“The shortfall each year has ranged from 21 per cent to 45 per cent of the Army’s requirement. In 2017–18, Capita recruited 6,948 fewer regular and reserve soldiers and officers than the Army needed. Capita missed the Army’s annual target for recruiting regular soldiers by an average of 30 per cent over the first five years of the contract, compared with a 4 per cent shortfall in the two years before Capita started.”

The PAC report said the Army was preoccupied with the war in Afghanistan in 2012 when it entered into the RPP with Capita, and admitted it was “naïve to think it could just contract out recruitment to an organization that was not military”.

Capita, according to the report, admitted it “made mistakes”, saying: “It had been more interested in ‘chasing revenue’ and winning new contracts rather than its partnership with the Army.”

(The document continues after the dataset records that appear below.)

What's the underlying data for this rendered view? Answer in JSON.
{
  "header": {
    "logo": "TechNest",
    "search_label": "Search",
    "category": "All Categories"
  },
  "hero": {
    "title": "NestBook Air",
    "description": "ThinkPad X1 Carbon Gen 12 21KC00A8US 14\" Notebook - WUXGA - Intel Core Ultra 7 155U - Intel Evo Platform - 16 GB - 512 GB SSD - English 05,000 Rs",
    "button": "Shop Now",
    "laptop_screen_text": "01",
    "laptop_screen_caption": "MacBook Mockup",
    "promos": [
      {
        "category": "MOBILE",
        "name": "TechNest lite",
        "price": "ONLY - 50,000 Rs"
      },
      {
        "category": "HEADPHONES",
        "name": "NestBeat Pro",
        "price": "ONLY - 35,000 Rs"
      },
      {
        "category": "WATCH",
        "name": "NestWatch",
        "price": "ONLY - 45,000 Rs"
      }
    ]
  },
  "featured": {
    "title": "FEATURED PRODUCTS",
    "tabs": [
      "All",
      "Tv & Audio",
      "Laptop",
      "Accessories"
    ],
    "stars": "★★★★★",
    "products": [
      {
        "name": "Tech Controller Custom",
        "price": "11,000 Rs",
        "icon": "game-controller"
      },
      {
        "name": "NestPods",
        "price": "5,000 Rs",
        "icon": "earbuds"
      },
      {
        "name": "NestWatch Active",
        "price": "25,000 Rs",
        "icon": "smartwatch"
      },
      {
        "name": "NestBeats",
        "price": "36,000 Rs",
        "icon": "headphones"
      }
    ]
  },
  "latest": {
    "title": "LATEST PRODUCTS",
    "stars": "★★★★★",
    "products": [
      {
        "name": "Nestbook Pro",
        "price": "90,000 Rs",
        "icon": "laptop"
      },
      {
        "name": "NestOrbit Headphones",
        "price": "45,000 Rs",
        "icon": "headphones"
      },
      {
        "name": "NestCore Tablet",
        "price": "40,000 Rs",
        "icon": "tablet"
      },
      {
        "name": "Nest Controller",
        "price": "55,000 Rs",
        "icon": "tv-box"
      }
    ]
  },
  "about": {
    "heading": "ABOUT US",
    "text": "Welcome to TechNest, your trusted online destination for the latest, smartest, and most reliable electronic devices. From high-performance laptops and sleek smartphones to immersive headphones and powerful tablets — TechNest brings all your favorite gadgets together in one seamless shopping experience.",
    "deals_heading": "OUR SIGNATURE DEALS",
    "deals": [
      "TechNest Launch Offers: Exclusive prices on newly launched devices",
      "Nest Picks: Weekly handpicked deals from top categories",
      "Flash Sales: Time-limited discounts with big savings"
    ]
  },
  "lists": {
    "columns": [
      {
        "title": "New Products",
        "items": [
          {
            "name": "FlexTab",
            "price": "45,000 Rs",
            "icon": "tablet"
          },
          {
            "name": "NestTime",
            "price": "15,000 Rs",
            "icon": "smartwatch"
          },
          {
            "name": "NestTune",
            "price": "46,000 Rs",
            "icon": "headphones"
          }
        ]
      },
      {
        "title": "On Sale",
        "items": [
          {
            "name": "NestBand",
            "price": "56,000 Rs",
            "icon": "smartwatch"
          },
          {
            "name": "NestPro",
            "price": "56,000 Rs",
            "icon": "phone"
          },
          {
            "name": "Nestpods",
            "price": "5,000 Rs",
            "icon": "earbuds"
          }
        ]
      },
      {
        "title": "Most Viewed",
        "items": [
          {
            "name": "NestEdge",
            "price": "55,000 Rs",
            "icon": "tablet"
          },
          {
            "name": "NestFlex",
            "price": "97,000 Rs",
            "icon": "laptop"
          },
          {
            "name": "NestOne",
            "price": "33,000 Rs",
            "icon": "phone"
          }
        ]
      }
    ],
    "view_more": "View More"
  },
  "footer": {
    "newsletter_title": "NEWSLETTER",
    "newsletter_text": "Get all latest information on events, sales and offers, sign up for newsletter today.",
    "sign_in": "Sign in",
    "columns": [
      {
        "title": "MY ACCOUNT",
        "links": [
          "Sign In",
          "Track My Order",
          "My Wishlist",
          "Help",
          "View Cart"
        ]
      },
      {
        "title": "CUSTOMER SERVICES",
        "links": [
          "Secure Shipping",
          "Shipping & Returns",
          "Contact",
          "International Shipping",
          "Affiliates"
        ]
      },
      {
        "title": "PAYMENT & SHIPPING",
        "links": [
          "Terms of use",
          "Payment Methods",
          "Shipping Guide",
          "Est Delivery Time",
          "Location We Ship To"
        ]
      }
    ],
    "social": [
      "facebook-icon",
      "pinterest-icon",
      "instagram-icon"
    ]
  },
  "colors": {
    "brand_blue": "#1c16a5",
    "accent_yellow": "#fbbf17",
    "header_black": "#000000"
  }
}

Recruitment targets were lowered – but still missed – and the contract’s penalties reset, the PAC said. It voiced concerns the Army did not push back on Capita’s “poor performance.” The Army deducted £26 million in payments to Capita in one lump – the only financial penalty during the contract to date.

Despite a string of failings on both sides, the reward for Capita was a £140 million extension to keep RPP for four more years until 2024.

An insider told us that so far a replacement for DRS is not on the horizon, and they expect the current system will be extended with Capita until April 2026.

The Army still does not have full ownership of the intellectual property upon which DRS is based. It does have contractual rights to the software code and complexity of the systems will mean it will be “difficult to test its future adaptability,” said the NAO report from 2019.

“If the Army decides to continue using the system, it will have to pay Capita for a licence. However, if the application is not suitable for modification, the Army will need to buy or develop a new recruitment system after the contract with Capita ends.”

We asked the MoD when DRS was last accredited by Defence Digital as secure and when the last penetration testing was completed.

The Air Force and Navy appear to be unaffected by recent events. Both forces moved off DRS last year, awarding Pegasystems a £9.5 million, three-year support contract in 2021. Under that agreement, the software biz provides a “standard production cloud offering” via AWS infrastructure. ®